What to do
State only how many lines of the records contain the string "html".
-=-=-
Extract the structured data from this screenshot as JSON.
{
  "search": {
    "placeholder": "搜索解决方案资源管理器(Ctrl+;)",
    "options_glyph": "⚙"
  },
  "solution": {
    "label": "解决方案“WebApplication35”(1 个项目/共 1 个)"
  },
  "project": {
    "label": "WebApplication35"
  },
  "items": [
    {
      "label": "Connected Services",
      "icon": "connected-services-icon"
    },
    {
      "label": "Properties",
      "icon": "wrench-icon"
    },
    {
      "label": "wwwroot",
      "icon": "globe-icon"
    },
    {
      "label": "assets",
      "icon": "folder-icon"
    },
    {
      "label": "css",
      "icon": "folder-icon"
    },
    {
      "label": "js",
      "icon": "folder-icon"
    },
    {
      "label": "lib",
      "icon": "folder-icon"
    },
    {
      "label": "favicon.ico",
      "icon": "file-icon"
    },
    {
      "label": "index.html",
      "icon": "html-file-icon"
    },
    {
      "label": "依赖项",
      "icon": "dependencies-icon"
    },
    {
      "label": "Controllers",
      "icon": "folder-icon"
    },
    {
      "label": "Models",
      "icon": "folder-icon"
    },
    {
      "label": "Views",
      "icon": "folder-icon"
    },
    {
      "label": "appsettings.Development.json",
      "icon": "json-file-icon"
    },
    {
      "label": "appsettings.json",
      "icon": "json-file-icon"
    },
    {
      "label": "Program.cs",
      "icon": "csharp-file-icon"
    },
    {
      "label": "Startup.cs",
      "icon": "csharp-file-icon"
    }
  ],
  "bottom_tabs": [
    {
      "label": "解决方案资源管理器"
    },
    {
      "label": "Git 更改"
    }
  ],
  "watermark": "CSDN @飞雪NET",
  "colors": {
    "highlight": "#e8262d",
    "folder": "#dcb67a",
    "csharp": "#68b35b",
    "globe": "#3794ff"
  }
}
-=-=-
Answer area
2